Recently a friend of mine posted a link to an article, with the pithy comment: “Well-meaning father discovers that parenting a baby is hard work”. In this article Prof Ernest Young from Duke University School of Law published a few thousand well-meaning words about his experiences of paternity leave.

Given the article was published in 2020 and knowing what journal turnaround is like, I imagine he wrote this prior to the Covid-19 pandemic. Reading it before the pandemic might have made me sigh a little; reading it in our current context certainly makes my blood pressure rise! For instance:

My mother held back the chaos in our family for over two decades while my brother and I were kids. In many ways in our family, she still does; as life wore on, she took up other caring roles—looking after my parents’ parents, refereeing
disputes in the extended family, orchestrating family gatherings—that had a similar quality. I recall no reason to think she found this mode of work unfulfilling. But I suspect it is a harder role for men. We are socialized to think that we need to go out and build things—a building, a company, even a book or a symphony. We formulate goals and try to work toward them, and these goals usually involve a change in our circumstances, not simply the maintenance of our present condition. We closely monitor our progress toward those goals. Men need something to show at the end of a day—or a life.

“Chaos, Accomplishment, and Work, or, What I Learned on Paternity Leave” – Ernest A. Young

Yikes. The idea that women are satisfied with work that leaves “nothing to show” (a whole other can of worms) is very frustrating, but let’s leave that to one side for now. What I’m interested in is that Young felt it was necessary to write the article at all; that writing his perspective on care of an infant while juggling an academic career was something that needed to be added to what is already a pretty bulging field of work – but perhaps that doesn’t count, because it’s nearly all been by women. After all, men apparently need “something to show” for the work that they do for their families, and just getting baby Caroline through her first six months of life happy and healthy was apparently not enough to “show” – there needed to be a peer-reviewed journal article come out of it.
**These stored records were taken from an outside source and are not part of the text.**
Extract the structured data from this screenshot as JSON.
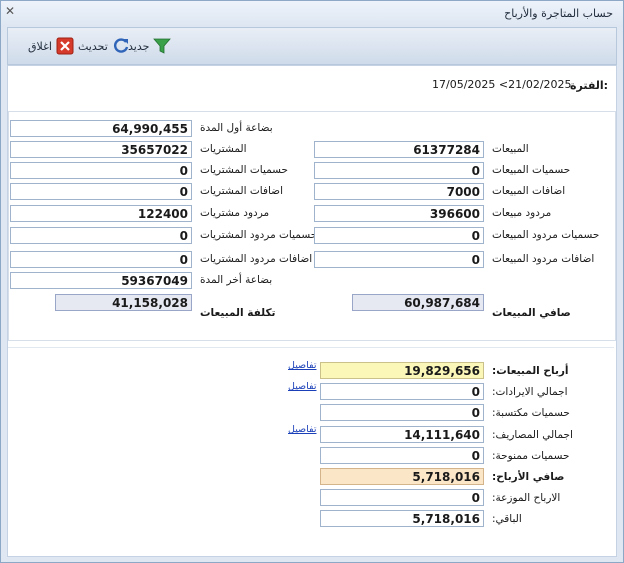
{
  "window": {
    "title": "حساب المتاجرة والأرباح"
  },
  "toolbar": {
    "new_label": "جديد",
    "refresh_label": "تحديث",
    "close_label": "اغلاق"
  },
  "period": {
    "label": "الفترة:",
    "value": "17/05/2025 <21/02/2025"
  },
  "left": {
    "opening_stock": {
      "label": "بضاعة أول المدة",
      "value": "64,990,455"
    },
    "purchases": {
      "label": "المشتريات",
      "value": "35657022"
    },
    "purchase_discounts": {
      "label": "حسميات المشتريات",
      "value": "0"
    },
    "purchase_additions": {
      "label": "اضافات المشتريات",
      "value": "0"
    },
    "purchase_returns": {
      "label": "مردود مشتريات",
      "value": "122400"
    },
    "purchase_return_discounts": {
      "label": "حسميات مردود المشتريات",
      "value": "0"
    },
    "purchase_return_additions": {
      "label": "اضافات مردود المشتريات",
      "value": "0"
    },
    "closing_stock": {
      "label": "بضاعة أخر المدة",
      "value": "59367049"
    },
    "cost_of_sales": {
      "label": "تكلفة المبيعات",
      "value": "41,158,028"
    }
  },
  "right": {
    "sales": {
      "label": "المبيعات",
      "value": "61377284"
    },
    "sales_discounts": {
      "label": "حسميات المبيعات",
      "value": "0"
    },
    "sales_additions": {
      "label": "اضافات المبيعات",
      "value": "7000"
    },
    "sales_returns": {
      "label": "مردود مبيعات",
      "value": "396600"
    },
    "sales_return_discounts": {
      "label": "حسميات مردود المبيعات",
      "value": "0"
    },
    "sales_return_additions": {
      "label": "اضافات مردود المبيعات",
      "value": "0"
    },
    "net_sales": {
      "label": "صافي المبيعات",
      "value": "60,987,684"
    }
  },
  "summary": {
    "details_link": "تفاصيل",
    "sales_profit": {
      "label": "أرباح المبيعات:",
      "value": "19,829,656"
    },
    "total_revenue": {
      "label": "اجمالي الايرادات:",
      "value": "0"
    },
    "earned_discounts": {
      "label": "حسميات مكتسبة:",
      "value": "0"
    },
    "total_expenses": {
      "label": "اجمالي المصاريف:",
      "value": "14,111,640"
    },
    "granted_discounts": {
      "label": "حسميات ممنوحة:",
      "value": "0"
    },
    "net_profit": {
      "label": "صافي الأرباح:",
      "value": "5,718,016"
    },
    "distributed_profit": {
      "label": "الارباح الموزعة:",
      "value": "0"
    },
    "remaining": {
      "label": "الباقي:",
      "value": "5,718,016"
    }
  }
}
Young – who I’m sure is a good father, seems to have done a good job of raising his kid during paternity leave, and I’m sure is a good law professor too – has in this article the air of someone discovering for the first time that the domestic labour of running a house and raising a child is pretty all-consuming. Which got me wondering about how many men in heterosexual relationships and have kids have also discovered this for the first time during the Covid-19 pandemic. It is very easy in the modern world for someone with a white collar job to be out of the house say 8 am to 7 pm Monday to Friday. A man with this kind of job would tend to be seen as “hands on” if he put his kids to bed a couple of nights a week, made dinner once a week, and took the kids out on Saturday so mum could “have a break”. It would also be quite conventional for a man of this type – someone who loves his wife and kids, who values his time with them, who is not a bad person – to not really notice that his spouse is filling in all of the rest of the labour, or what that labour involves; to really appreciate what she has potentially sacrificed in her career and private life to fulfil those necessary tasks.
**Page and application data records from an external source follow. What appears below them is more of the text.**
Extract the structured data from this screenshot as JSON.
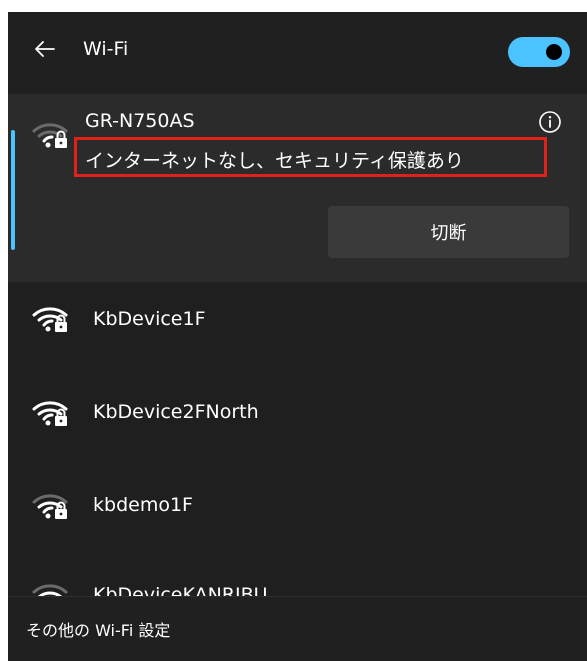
{
  "header": {
    "title": "Wi-Fi",
    "back_icon": "arrow-left-icon",
    "wifi_enabled": true
  },
  "connected_network": {
    "name": "GR-N750AS",
    "status": "インターネットなし、セキュリティ保護あり",
    "disconnect_label": "切断",
    "info_icon": "info-icon"
  },
  "networks": [
    {
      "name": "KbDevice1F"
    },
    {
      "name": "KbDevice2FNorth"
    },
    {
      "name": "kbdemo1F"
    },
    {
      "name": "KbDeviceKANRIBU"
    }
  ],
  "footer": {
    "settings_link": "その他の Wi-Fi 設定"
  },
  "colors": {
    "accent": "#4cc2ff",
    "panel_bg": "#1f1f1f",
    "selected_bg": "#2b2b2b",
    "highlight_border": "#e0201a"
  }
}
In Covid times, those of us privileged enough to be able to work from home have had our work and domestic spheres brought into an intimate context not really familiar to modern life. But they were pretty normal in the past!

Baby Jesus toddles in a wooden walker while his mother and father work. From the Book of Hours of Catherine of Clèves.
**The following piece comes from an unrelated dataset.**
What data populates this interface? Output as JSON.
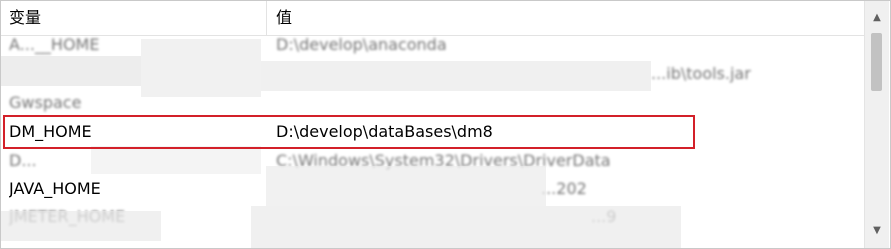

As I wrote in this post a few years ago, “Mary and Joseph are both doing work along gendered lines – weaving and carpentry – but they are also sharing the same domestic space. Those historians who are preoccupied with labelling domestic and public spaces as “female” or “male” seem to forget that the domestic space was, in the middle ages, always a workspace, and the boundaries of that workspace were undoubtedly flexible, based on the family’s needs. Baby Jesus may be talking to his mother, as the speech bubble seems to indicate, but he’s in Joseph’s sightline. Many medieval fathers, I am sure, would have worked with babies and toddlers underfoot, and would have roped children into work, too, long before they were old enough to become official apprentices. Just in very practical terms, the idea of the distant father, in a society where much of the economy was based around the household, simply cannot hold up to scrutiny. Perhaps the medieval father was the primary breadwinner – but in many medieval households, his wife had a vital economic role, too, and increasingly our studies of medieval urban life in particular suggest that a neat division of space and responsibilities into female/domestic and male/public is doing an injustice to the medieval family, patriarchal though it was.”

Now, I’m not going to claim that premodern fathers were more active and involved parents than fathers today, or that they had a better appreciation of women’s work. But I do think that domestic labour would have been far more visible to them, and also that they would have expected the noise and bustle of domestic life to take place all around them. For many people, moving office life into the heart of the home has been a shock, and trying to keep a clear distinction between the private and personal has been difficult. Perhaps it’s worth remembering that for much of our history, such clear distinctions would not have been possible – and that there’s nothing invisible about the work that keeps that household functional. I hope when in particular heterosexual married men return to their offices next year, that work doesn’t once again disappear from their frame of sight.